* **What you should do**
Word for word, output every line of the material below, minus pictures.

* **Data extract**
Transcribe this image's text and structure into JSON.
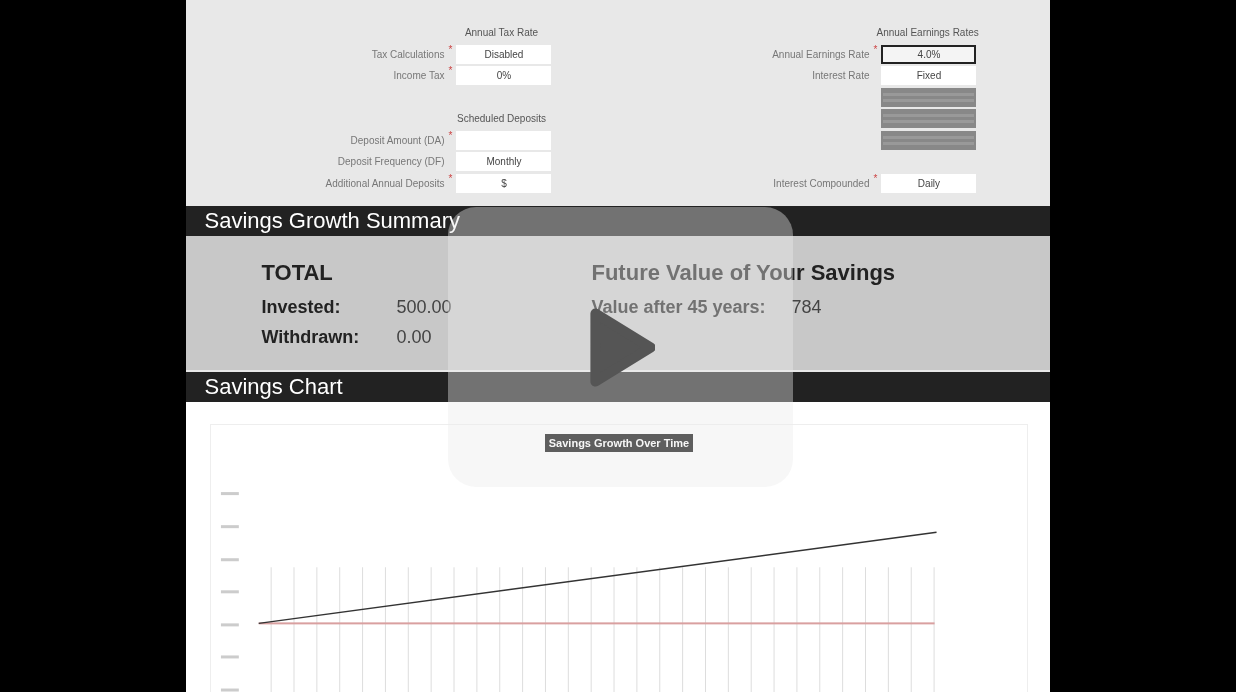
{
  "left_sections": [
    {
      "heading": "Annual Tax Rate",
      "fields": [
        {
          "kind": "input",
          "label": "Tax Calculations",
          "value": "Disabled",
          "mark": "*",
          "selected": false
        },
        {
          "kind": "input",
          "label": "Income Tax",
          "value": "0%",
          "mark": "*",
          "selected": false
        }
      ]
    },
    {
      "heading": "Scheduled Deposits",
      "fields": [
        {
          "kind": "input",
          "label": "Deposit Amount (DA)",
          "mark": "*",
          "selected": false
        },
        {
          "kind": "input",
          "label": "Deposit Frequency (DF)",
          "value": "Monthly",
          "selected": false
        },
        {
          "kind": "input",
          "label": "Additional Annual Deposits",
          "value": "$",
          "mark": "*",
          "selected": false
        }
      ]
    }
  ],
  "right_section": {
    "heading": "Annual Earnings Rates",
    "fields": [
      {
        "kind": "input",
        "label": "Annual Earnings Rate",
        "value": "4.0%",
        "mark": "*",
        "selected": true
      },
      {
        "kind": "input",
        "label": "Interest Rate",
        "value": "Fixed",
        "selected": false
      },
      {
        "kind": "disabled",
        "selected": false
      },
      {
        "kind": "disabled",
        "selected": false
      },
      {
        "kind": "disabled",
        "selected": false
      },
      {
        "kind": "blank"
      },
      {
        "kind": "input",
        "label": "Interest Compounded",
        "value": "Daily",
        "mark": "*",
        "selected": false
      }
    ]
  },
  "summary": {
    "title": "Savings Growth Summary",
    "total": {
      "heading": "TOTAL",
      "rows": [
        {
          "label": "Invested:",
          "value": "500.00"
        },
        {
          "label": "Withdrawn:",
          "value": "0.00"
        }
      ]
    },
    "future": {
      "heading": "Future Value of Your Savings",
      "rows": [
        {
          "label": "Value after 45 years:",
          "value": "784"
        }
      ]
    }
  },
  "chart": {
    "title": "Savings Chart",
    "chart_title": "Savings Growth Over Time"
  }
}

* **Completed task**
Transcribe this image's text and structure into JSON.
{
  "left_sections": [
    {
      "heading": "Annual Tax Rate",
      "fields": [
        {
          "kind": "input",
          "label": "Tax Calculations",
          "value": "Disabled",
          "mark": "*",
          "selected": false
        },
        {
          "kind": "input",
          "label": "Income Tax",
          "value": "0%",
          "mark": "*",
          "selected": false
        }
      ]
    },
    {
      "heading": "Scheduled Deposits",
      "fields": [
        {
          "kind": "input",
          "label": "Deposit Amount (DA)",
          "mark": "*",
          "selected": false
        },
        {
          "kind": "input",
          "label": "Deposit Frequency (DF)",
          "value": "Monthly",
          "selected": false
        },
        {
          "kind": "input",
          "label": "Additional Annual Deposits",
          "value": "$",
          "mark": "*",
          "selected": false
        }
      ]
    }
  ],
  "right_section": {
    "heading": "Annual Earnings Rates",
    "fields": [
      {
        "kind": "input",
        "label": "Annual Earnings Rate",
        "value": "4.0%",
        "mark": "*",
        "selected": true
      },
      {
        "kind": "input",
        "label": "Interest Rate",
        "value": "Fixed",
        "selected": false
      },
      {
        "kind": "disabled",
        "selected": false
      },
      {
        "kind": "disabled",
        "selected": false
      },
      {
        "kind": "disabled",
        "selected": false
      },
      {
        "kind": "blank"
      },
      {
        "kind": "input",
        "label": "Interest Compounded",
        "value": "Daily",
        "mark": "*",
        "selected": false
      }
    ]
  },
  "summary": {
    "title": "Savings Growth Summary",
    "total": {
      "heading": "TOTAL",
      "rows": [
        {
          "label": "Invested:",
          "value": "500.00"
        },
        {
          "label": "Withdrawn:",
          "value": "0.00"
        }
      ]
    },
    "future": {
      "heading": "Future Value of Your Savings",
      "rows": [
        {
          "label": "Value after 45 years:",
          "value": "784"
        }
      ]
    }
  },
  "chart": {
    "title": "Savings Chart",
    "chart_title": "Savings Growth Over Time"
  }
}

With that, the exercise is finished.